→ What to do
Every record shown here must be duplicated without change.

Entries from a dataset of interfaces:
* * *

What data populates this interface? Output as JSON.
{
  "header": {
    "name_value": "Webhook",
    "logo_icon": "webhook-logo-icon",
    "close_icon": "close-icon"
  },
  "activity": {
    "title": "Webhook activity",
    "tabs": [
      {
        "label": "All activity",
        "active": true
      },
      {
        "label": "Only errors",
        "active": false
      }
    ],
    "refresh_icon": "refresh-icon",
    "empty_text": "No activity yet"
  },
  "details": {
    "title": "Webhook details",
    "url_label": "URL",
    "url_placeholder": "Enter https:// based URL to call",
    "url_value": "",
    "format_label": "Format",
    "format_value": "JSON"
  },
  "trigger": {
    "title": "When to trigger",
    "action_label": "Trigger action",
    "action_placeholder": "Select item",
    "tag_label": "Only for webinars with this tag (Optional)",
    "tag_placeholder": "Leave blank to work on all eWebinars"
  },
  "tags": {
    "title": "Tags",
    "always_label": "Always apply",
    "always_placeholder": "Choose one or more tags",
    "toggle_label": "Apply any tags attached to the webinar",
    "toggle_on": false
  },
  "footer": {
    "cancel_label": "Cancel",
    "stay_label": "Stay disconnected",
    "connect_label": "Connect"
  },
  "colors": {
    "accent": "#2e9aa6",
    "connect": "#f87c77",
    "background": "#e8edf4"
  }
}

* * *

→ Your response
What data populates this interface? Output as JSON.
{
  "header": {
    "name_value": "Webhook",
    "logo_icon": "webhook-logo-icon",
    "close_icon": "close-icon"
  },
  "activity": {
    "title": "Webhook activity",
    "tabs": [
      {
        "label": "All activity",
        "active": true
      },
      {
        "label": "Only errors",
        "active": false
      }
    ],
    "refresh_icon": "refresh-icon",
    "empty_text": "No activity yet"
  },
  "details": {
    "title": "Webhook details",
    "url_label": "URL",
    "url_placeholder": "Enter https:// based URL to call",
    "url_value": "",
    "format_label": "Format",
    "format_value": "JSON"
  },
  "trigger": {
    "title": "When to trigger",
    "action_label": "Trigger action",
    "action_placeholder": "Select item",
    "tag_label": "Only for webinars with this tag (Optional)",
    "tag_placeholder": "Leave blank to work on all eWebinars"
  },
  "tags": {
    "title": "Tags",
    "always_label": "Always apply",
    "always_placeholder": "Choose one or more tags",
    "toggle_label": "Apply any tags attached to the webinar",
    "toggle_on": false
  },
  "footer": {
    "cancel_label": "Cancel",
    "stay_label": "Stay disconnected",
    "connect_label": "Connect"
  },
  "colors": {
    "accent": "#2e9aa6",
    "connect": "#f87c77",
    "background": "#e8edf4"
  }
}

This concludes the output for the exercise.